He’s not Graeme Swann. Hell, he’s not even Peter Such. But Moeen Ali is a complete dude. He bowled beautifully in both innings at Lord’s and richly deserved his man of the match award. England might not have won without him.
When Mo was first selected by England three years ago – probably because he was the least worst option available – I actually thought he had some potential as a spinner. He has a decent enough action, got a little dip and turn (albeit rarely much drift), and the Indian batsmen generally struggled against him. And we all know that Indians tend to play spin rather well.
However, until this last test match, Mo hadn’t really developed his bowling at all. He was almost like a poor man’s Monty Panesar: turning up and bowling exactly the same way whatever the conditions. And unfortunately that ‘way’ was rarely effective.
I don’t know if his MOM performance at Lord’s will change anything long term. Perhaps the bad Mo will soon resurface and this match-winning effort was an aberration? But this latest effort does prove that Mo has it in him.
The next time England are presented with a bunsen, and there’s an expectation that spin will win the game in the fourth innings, we finally have a bowler who can fulfil his brief. And that’s a big step forward for this particular England side. After all, unless a finger spinner is very special indeed, he’ll rarely win games in other conditions anyway.

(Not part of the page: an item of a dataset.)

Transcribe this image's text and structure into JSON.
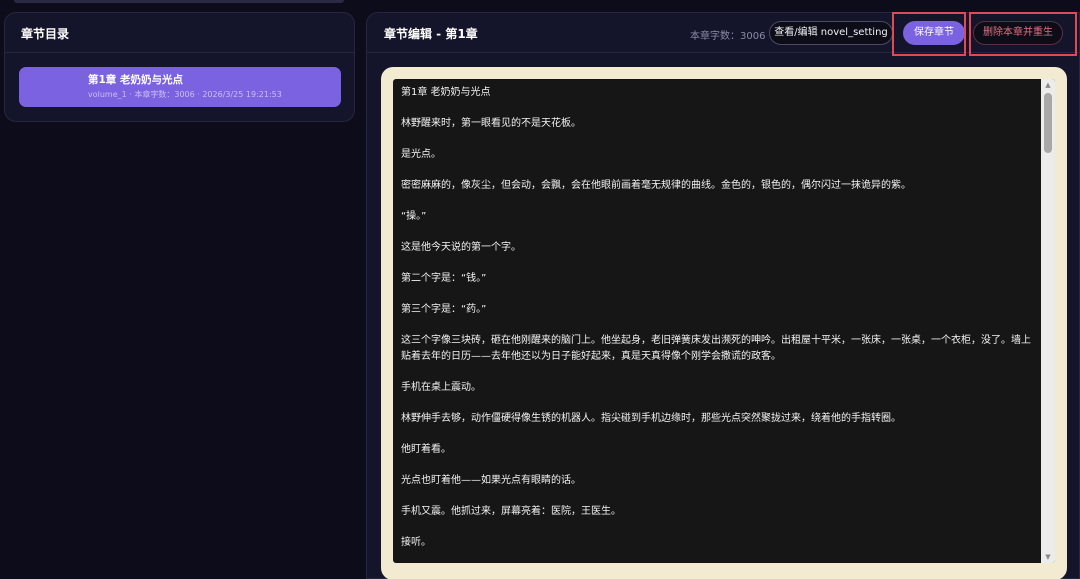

I guess the big question is what inspired this huge performance. Was it (a) Bayliss’s decision to call him ‘the second spinner’ (which took the pressure off somewhat), (b) Joe Root’s captaincy (I think we all know that Cook never really trusted Moeen), or (c) the fact that South Africa just aren’t particularly good players of spin? Personally, I think it’s probably a combination of all three.
Key fact: despite all the criticism Mo has received in his England career, he’s now the second fastest England player ever to reach both 2,000 test runs and 100 wickets. Only Tony Greig has bettered him (and just by a single game). And yes, Mo has reached this landmark faster than both Flintoff and Botham. Ben Stokes is about to reach 2,000 test runs, but unless he takes 21 wickets in his next four games, he’ll achieve this landmark slower than Mo too.
The above statistic is certainly food for thought. I’m not suggesting that Moeen is better than the excellent cricketers above, but it does show how undervalued his contribution to English cricket has been.
Anyway, it’s time to wrap up this test match now. It was a superb win for England when you consider we were 80-4 at lunch on day one. Yes there are some negatives – the top three looks too samey and and we collapsed (again!) in the second innings – but performances are rarely perfect.
Overall this test was a huge boost for a team that got hammered in the winter. The captain scored runs which shows (at least for now) that the extra responsibilities aren’t affecting his batting, and everyone bowled pretty well too. The only real loser was Liam Dawson’s batting – he made two second ball ducks. Even Gary Ballance wasn’t completely terrible.
As for South Africa I’m not quite sure what to say. The only bright spot of their performance was their comeback with the ball on Sunday morning. And this was soon put into context by their second innings batting which showed that the pitch had deteriorated quite a lot.
Although I think the toss was probably too important in this game – would England have chased a total approaching 200 in the second innings in those conditions? – it’s hard to feel too much sympathy because Elgar’s team made too many mistakes. When the match situation is against you, it’s unacceptable to take wickets off no-balls and misuse DRS.
If South Africa had dismissed Joe Root early, and reviewed that Broad lbw, the outcome might well have been different. But these are all big ‘ifs’. And who’s to say that England wouldn’t have found a way to win regardless?
Where I do sympathise with South Africa, however, is the absence of Faf du Plessis, who is very much their leader, the premature retirement of AB de Villers, and the distraction caused by Rabada’s ban. I know opinions are mixed when it comes to Rabada’s various ‘code violations’, but my personal view changed when I saw just how innocuous his ‘collision’ with Sri Lanka’s Dickwella really was. Kagiso can consider himself very unlucky.
It will be interesting to see how much South Africa improve when their leader returns. One suspects he’ll have to make a lot of runs too. Hashim Amla looks short of form, and at 34 years of age he might be reaching Ian Bell territory, and JP Duminy is still a liability.
The batting of Bavuma, however, does offer a glimmer of hope. Although he doesn’t move his feet much, which might get him into trouble on different English surfaces, he generally looked very compact and composed. If some of South Africa’s stalwarts are on the decline, they’ll need players like Bavuma to grow up fast.